“It broke my heart.”
It’s a common thing we say when something painful or sad happens, like a breakup with your significant other or the death of a loved one. But our hearts don’t actually break into pieces like they do on cartoons, right?
Technically no, but you can experience broken heart syndrome — a condition known medically as takotsubo cardiomyopathy. A new report published in The New England Journal of Medicine details the case of Joanie Simpson, a 61-year-old Texas woman who developed the condition after the death of her beloved Yorkshire Terrier, Meha.
Simpson’s symptoms started soon after her dog’s death and got so severe that she was airlifted from her local emergency room to Memorial Hermann Heart & Vascular Institute in Houston where they diagnosed her with takotsubo cardiomyopathy.
Broken heart syndrome can be triggered by more than sad events
Takotsubo cardiomyopathy typically occurs after a person — even a healthy one — experiences emotional or physical stress. "The heart muscle suddenly weakens and doesn't squeeze the way it should” leading to broken heart syndrome symptoms like low blood pressure and even congestive heart failure, Dr. Ilan Wittstein, a cardiologist at Johns Hopkins and broken-heart syndrome researcher, told The Washington Post.
It’s typically associated with sadness, but “a whole variety of emotional triggers can cause it," he says.
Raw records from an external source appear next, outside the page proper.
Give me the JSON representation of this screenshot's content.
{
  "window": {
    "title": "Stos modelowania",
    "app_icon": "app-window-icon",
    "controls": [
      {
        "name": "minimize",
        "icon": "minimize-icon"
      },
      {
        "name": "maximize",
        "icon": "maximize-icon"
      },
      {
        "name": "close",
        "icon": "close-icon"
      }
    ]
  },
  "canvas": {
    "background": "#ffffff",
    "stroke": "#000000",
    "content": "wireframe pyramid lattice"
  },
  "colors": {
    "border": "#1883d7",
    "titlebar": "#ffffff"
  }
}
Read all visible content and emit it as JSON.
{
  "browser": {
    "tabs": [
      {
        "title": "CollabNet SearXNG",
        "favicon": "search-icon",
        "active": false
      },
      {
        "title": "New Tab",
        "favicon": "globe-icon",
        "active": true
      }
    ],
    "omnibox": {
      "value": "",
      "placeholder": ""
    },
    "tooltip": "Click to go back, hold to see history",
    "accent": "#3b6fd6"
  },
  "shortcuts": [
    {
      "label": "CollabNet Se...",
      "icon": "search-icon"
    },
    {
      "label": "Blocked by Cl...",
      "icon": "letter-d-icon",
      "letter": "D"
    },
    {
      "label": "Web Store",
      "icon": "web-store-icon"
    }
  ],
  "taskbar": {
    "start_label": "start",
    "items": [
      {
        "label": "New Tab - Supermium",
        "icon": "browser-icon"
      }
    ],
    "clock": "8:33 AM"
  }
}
One woman even developed takotsubo cardiomyopathy after a surprise birthday party, according to a 2005 study from Johns Hopkins Hospital.
As many as 2 percent of people can develop the syndrome, but it typically affects women like Simpson ranging from 58 to 75. The reason isn’t exactly known, but it’s likely due to a drop in estrogen. In Simpson’s case, it seems like Meha’s death was the nail in the proverbial coffin after a stressful few months. “It was such a horrendous thing to have to witness,” Simpson told The Post of Meha’s death at home. “When you’re already kind of upset about other things, it’s like a brick on a scale. I mean, everything just weighs on you.”
The good news is that it’s typically not fatal and broken heart syndrome treatment can be simple. Simpson was home within a few days and is taking heart medication as a preventative.
And, even after all this, she’s ready to get another dog.
“It is heartbreaking. It is traumatic. It is all of the above,” Simpson said of Meha’s death. “But you know what? They give so much love and companionship that I’ll do it again. I will continue to have pets. That’s not going to stop me.”